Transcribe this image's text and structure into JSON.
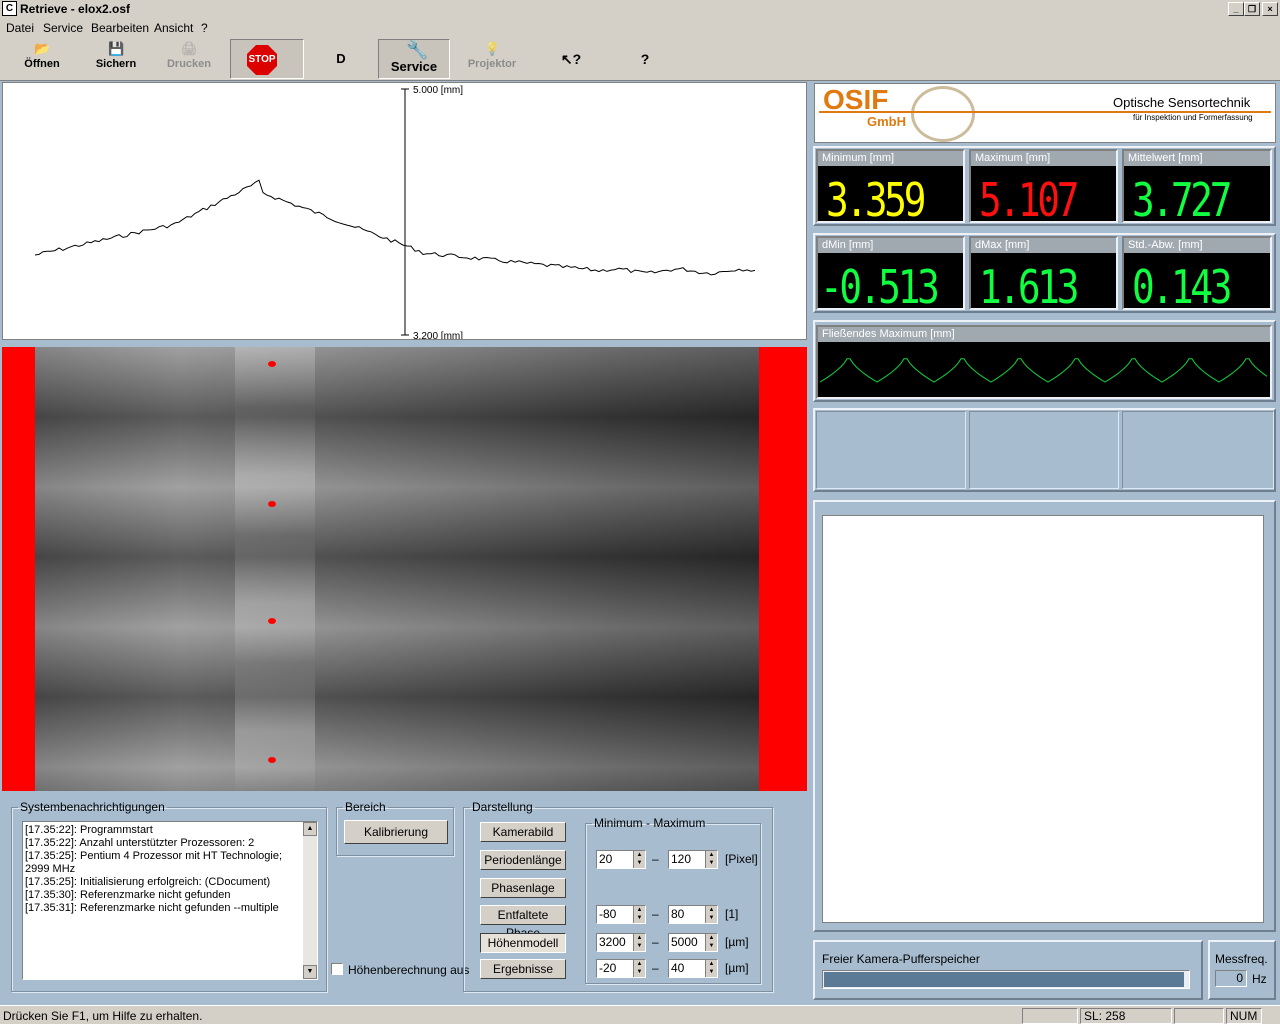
{
  "window": {
    "title": "Retrieve - elox2.osf",
    "app_icon": "C"
  },
  "menu": [
    "Datei",
    "Service",
    "Bearbeiten",
    "Ansicht",
    "?"
  ],
  "toolbar": {
    "open": "Öffnen",
    "save": "Sichern",
    "print": "Drucken",
    "stop": "STOP",
    "d": "D",
    "service": "Service",
    "projector": "Projektor"
  },
  "plot": {
    "top_label": "5.000 [mm]",
    "bottom_label": "3.200 [mm]"
  },
  "logo": {
    "brand": "OSIF",
    "brand_sub": "GmbH",
    "tagline": "Optische Sensortechnik",
    "subtagline": "für Inspektion und Formerfassung"
  },
  "stats": {
    "minimum": {
      "label": "Minimum [mm]",
      "value": "3.359",
      "color": "#ffff00"
    },
    "maximum": {
      "label": "Maximum [mm]",
      "value": "5.107",
      "color": "#ff1010"
    },
    "mean": {
      "label": "Mittelwert [mm]",
      "value": "3.727",
      "color": "#10ff40"
    },
    "dmin": {
      "label": "dMin [mm]",
      "value": "-0.513",
      "color": "#10ff40"
    },
    "dmax": {
      "label": "dMax [mm]",
      "value": "1.613",
      "color": "#10ff40"
    },
    "std": {
      "label": "Std.-Abw. [mm]",
      "value": "0.143",
      "color": "#10ff40"
    }
  },
  "floating_max": {
    "label": "Fließendes Maximum [mm]"
  },
  "buffer": {
    "label": "Freier Kamera-Pufferspeicher",
    "fill": 0.99
  },
  "freq": {
    "label": "Messfreq.",
    "value": "0",
    "unit": "Hz"
  },
  "system": {
    "legend": "Systembenachrichtigungen",
    "messages": [
      "[17.35:22]: Programmstart",
      "[17.35:22]: Anzahl unterstützter Prozessoren: 2",
      "[17.35:25]: Pentium 4 Prozessor mit HT Technologie; 2999 MHz",
      "[17.35:25]: Initialisierung erfolgreich: (CDocument)",
      "[17.35:30]: Referenzmarke nicht gefunden",
      "[17.35:31]: Referenzmarke nicht gefunden --multiple"
    ]
  },
  "bereich": {
    "legend": "Bereich",
    "calibrate": "Kalibrierung"
  },
  "hoehen_checkbox": "Höhenberechnung aus",
  "darstellung": {
    "legend": "Darstellung",
    "buttons": [
      "Kamerabild",
      "Periodenlänge",
      "Phasenlage",
      "Entfaltete Phase",
      "Höhenmodell",
      "Ergebnisse"
    ],
    "minmax_legend": "Minimum - Maximum",
    "ranges": [
      {
        "min": "20",
        "max": "120",
        "unit": "[Pixel]"
      },
      {
        "min": "-80",
        "max": "80",
        "unit": "[1]"
      },
      {
        "min": "3200",
        "max": "5000",
        "unit": "[µm]"
      },
      {
        "min": "-20",
        "max": "40",
        "unit": "[µm]"
      }
    ],
    "dash": "–"
  },
  "status": {
    "hint": "Drücken Sie F1, um Hilfe zu erhalten.",
    "sl": "SL: 258",
    "num": "NUM"
  }
}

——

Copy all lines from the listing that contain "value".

      "value": "3.359",
      "value": "5.107",
      "value": "3.727",
      "value": "-0.513",
      "value": "1.613",
      "value": "0.143",
    "value": "0",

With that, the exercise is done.